*** Opening RECORDS TO PROCESS ***

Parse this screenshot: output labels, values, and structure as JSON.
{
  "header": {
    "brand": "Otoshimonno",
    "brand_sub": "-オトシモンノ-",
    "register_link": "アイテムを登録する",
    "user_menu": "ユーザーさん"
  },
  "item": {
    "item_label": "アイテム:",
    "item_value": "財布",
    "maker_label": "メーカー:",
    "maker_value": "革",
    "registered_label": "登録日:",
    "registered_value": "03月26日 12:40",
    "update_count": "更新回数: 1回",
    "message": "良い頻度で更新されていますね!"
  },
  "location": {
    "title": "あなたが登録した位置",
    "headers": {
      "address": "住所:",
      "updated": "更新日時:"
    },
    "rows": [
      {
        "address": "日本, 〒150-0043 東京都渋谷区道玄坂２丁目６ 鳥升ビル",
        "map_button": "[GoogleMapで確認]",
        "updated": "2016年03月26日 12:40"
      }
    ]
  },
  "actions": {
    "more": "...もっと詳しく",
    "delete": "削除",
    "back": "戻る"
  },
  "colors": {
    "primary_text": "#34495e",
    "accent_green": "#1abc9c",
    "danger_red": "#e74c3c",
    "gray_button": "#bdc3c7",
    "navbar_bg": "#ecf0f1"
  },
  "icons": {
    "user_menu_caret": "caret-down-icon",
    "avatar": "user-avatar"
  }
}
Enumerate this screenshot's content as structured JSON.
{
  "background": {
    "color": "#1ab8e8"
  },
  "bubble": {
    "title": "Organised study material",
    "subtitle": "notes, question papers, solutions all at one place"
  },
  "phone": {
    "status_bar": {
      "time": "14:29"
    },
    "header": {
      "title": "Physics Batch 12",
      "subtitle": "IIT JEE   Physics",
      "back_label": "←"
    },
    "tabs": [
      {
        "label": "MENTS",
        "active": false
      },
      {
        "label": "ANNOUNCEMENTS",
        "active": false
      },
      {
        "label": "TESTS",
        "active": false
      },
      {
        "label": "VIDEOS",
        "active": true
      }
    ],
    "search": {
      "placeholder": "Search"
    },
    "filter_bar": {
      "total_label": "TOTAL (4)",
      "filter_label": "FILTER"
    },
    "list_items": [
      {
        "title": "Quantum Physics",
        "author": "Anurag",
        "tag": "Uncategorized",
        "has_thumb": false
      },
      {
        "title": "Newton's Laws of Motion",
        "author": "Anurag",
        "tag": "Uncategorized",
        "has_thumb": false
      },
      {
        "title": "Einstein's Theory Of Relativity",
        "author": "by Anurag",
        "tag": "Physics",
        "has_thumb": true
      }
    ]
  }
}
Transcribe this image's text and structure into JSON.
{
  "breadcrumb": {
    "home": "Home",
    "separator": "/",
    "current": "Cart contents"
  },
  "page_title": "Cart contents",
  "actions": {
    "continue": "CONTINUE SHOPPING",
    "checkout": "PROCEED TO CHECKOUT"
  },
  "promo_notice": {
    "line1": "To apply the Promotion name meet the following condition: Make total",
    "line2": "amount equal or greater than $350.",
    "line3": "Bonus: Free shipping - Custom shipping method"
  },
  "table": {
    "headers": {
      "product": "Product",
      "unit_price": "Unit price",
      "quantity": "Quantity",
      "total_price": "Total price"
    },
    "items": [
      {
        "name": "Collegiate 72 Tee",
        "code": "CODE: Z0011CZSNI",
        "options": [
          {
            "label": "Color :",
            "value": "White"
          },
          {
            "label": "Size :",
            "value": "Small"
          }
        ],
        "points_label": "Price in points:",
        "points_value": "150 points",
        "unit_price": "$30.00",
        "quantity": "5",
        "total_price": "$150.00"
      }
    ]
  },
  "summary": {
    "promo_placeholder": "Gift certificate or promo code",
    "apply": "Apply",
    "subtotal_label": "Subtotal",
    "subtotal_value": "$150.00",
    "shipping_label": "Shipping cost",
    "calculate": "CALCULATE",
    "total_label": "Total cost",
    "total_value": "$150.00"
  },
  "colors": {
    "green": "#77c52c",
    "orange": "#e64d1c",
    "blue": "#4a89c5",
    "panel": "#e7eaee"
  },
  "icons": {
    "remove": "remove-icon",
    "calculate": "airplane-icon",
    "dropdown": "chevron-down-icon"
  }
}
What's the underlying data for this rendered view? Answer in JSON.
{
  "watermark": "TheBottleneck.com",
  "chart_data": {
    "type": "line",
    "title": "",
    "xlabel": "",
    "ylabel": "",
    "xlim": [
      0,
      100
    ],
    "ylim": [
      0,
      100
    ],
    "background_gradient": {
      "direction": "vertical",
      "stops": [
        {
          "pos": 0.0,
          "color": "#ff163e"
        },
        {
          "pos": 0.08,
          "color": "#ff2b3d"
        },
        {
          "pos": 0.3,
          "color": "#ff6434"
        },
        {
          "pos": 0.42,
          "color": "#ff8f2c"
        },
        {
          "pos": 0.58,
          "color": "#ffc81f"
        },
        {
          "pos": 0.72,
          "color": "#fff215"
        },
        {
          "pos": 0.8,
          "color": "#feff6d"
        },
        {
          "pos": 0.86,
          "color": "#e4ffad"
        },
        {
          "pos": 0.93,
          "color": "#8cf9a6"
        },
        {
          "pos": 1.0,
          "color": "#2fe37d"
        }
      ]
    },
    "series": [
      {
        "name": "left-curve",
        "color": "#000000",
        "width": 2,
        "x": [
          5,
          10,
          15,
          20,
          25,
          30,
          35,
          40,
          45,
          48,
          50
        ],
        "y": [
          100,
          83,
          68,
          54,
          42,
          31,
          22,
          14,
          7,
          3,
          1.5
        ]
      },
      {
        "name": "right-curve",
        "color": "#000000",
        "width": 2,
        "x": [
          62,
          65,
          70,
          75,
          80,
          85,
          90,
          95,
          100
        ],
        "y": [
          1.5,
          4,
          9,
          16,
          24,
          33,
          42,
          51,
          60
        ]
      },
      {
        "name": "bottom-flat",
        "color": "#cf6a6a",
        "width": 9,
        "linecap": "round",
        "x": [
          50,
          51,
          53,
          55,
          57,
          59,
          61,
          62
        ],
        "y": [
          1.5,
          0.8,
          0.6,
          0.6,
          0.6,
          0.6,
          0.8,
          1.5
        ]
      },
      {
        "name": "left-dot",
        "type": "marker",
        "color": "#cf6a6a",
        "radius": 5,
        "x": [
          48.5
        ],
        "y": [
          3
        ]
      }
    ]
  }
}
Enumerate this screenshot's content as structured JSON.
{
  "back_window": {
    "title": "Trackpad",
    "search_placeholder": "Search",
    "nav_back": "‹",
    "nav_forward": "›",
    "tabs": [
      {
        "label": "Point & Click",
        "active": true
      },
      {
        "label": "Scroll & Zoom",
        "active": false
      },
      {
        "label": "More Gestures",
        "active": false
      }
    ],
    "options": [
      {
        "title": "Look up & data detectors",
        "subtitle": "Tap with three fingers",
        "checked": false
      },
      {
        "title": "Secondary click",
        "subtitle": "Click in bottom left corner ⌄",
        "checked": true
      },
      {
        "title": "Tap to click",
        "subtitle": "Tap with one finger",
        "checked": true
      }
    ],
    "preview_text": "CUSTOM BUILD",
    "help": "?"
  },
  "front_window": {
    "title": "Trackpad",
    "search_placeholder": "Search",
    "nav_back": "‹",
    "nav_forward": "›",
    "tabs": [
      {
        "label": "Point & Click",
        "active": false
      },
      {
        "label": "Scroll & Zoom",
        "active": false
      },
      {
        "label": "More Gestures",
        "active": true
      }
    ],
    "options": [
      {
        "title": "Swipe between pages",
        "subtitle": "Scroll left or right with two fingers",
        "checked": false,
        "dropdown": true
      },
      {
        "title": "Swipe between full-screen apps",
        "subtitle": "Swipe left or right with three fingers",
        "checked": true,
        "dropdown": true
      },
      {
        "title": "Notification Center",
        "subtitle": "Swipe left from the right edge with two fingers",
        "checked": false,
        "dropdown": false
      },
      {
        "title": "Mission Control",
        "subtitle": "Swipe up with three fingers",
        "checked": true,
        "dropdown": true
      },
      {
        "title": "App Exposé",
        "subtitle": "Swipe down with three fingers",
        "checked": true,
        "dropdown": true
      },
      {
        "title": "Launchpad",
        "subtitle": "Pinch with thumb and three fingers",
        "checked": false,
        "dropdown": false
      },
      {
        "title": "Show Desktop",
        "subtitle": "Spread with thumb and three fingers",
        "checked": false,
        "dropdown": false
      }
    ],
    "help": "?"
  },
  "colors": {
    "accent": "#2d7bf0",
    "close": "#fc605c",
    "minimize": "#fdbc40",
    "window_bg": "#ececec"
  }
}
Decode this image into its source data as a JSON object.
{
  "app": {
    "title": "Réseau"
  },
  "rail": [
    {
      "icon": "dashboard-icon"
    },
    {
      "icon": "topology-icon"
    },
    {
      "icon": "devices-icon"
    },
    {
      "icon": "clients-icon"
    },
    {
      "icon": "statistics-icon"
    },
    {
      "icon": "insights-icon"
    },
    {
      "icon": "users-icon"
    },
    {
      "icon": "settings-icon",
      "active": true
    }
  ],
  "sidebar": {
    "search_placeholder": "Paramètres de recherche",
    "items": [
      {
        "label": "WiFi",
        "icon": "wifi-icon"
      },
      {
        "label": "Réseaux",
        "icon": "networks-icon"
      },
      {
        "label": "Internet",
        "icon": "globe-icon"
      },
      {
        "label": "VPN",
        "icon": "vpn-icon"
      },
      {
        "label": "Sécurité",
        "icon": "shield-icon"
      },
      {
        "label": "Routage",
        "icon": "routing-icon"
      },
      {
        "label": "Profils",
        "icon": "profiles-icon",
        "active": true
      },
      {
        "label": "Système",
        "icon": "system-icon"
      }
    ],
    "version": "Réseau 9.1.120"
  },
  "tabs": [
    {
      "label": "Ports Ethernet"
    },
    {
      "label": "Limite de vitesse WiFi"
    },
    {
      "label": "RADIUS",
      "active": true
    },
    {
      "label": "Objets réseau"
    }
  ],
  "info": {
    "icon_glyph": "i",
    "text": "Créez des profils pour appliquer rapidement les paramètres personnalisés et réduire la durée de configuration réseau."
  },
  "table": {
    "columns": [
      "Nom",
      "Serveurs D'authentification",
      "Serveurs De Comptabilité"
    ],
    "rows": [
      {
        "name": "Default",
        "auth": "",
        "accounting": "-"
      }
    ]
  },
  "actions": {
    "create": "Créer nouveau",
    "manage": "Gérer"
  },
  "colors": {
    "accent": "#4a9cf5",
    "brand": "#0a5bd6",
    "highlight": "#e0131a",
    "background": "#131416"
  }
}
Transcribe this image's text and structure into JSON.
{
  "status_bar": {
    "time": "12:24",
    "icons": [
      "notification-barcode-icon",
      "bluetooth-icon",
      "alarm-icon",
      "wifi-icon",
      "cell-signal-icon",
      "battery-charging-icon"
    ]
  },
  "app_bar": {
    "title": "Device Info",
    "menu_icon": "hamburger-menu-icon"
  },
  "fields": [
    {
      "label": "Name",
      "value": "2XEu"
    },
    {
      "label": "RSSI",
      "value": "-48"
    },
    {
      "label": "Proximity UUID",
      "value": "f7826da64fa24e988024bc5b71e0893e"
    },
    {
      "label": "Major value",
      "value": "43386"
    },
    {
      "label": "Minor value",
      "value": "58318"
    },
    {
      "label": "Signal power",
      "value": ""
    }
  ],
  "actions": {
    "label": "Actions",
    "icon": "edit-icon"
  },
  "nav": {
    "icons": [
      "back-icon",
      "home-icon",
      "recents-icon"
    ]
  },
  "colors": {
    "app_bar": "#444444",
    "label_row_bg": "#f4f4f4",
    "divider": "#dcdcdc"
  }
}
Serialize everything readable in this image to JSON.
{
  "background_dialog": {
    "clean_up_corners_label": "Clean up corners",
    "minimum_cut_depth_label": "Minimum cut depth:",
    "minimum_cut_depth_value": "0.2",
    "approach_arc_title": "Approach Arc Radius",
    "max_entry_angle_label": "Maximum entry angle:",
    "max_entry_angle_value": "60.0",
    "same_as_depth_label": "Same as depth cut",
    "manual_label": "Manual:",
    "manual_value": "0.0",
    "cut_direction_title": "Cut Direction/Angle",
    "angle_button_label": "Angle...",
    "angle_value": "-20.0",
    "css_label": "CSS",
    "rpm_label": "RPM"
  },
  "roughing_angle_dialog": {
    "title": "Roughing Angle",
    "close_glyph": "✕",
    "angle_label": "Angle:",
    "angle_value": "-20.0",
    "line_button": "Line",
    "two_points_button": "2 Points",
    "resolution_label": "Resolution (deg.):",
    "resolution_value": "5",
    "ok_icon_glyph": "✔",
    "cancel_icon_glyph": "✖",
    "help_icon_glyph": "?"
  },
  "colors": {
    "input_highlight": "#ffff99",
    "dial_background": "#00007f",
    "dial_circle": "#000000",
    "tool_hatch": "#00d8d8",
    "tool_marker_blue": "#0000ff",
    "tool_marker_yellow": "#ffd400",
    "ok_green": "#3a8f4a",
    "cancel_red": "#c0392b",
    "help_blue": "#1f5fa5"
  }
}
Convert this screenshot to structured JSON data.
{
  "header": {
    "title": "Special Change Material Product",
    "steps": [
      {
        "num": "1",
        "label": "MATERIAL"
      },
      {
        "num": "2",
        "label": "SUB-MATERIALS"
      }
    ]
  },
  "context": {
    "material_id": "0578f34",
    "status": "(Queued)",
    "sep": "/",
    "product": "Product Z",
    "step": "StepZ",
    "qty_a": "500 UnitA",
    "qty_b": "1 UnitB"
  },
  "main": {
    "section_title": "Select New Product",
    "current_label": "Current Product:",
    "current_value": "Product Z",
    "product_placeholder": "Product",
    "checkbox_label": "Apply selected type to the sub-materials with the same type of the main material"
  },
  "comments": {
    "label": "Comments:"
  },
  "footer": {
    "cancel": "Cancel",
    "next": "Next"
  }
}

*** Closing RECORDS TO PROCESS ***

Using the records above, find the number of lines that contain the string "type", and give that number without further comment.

◆ **OUTPUT OF THE EXERCISE**:
3